SUPPLIED DATA ::
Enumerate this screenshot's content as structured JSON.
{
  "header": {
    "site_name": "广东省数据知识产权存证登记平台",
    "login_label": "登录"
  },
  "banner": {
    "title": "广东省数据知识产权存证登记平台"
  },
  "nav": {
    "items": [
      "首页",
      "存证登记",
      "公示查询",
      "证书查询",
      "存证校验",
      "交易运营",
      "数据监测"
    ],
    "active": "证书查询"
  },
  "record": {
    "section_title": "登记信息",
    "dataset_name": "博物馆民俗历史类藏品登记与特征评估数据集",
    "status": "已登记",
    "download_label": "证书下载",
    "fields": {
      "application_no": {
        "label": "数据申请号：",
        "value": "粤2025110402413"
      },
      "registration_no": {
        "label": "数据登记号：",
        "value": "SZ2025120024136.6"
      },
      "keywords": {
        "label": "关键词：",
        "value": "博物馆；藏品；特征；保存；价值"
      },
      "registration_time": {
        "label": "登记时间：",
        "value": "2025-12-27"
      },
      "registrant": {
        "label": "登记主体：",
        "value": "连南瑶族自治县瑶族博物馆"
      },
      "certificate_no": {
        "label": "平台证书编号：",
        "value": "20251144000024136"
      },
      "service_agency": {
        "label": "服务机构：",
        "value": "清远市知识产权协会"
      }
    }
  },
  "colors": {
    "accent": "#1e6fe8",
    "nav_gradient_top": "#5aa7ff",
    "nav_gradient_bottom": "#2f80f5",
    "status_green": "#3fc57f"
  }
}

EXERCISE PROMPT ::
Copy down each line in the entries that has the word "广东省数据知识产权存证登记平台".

TASK SOLUTION ::
    "site_name": "广东省数据知识产权存证登记平台",
    "title": "广东省数据知识产权存证登记平台"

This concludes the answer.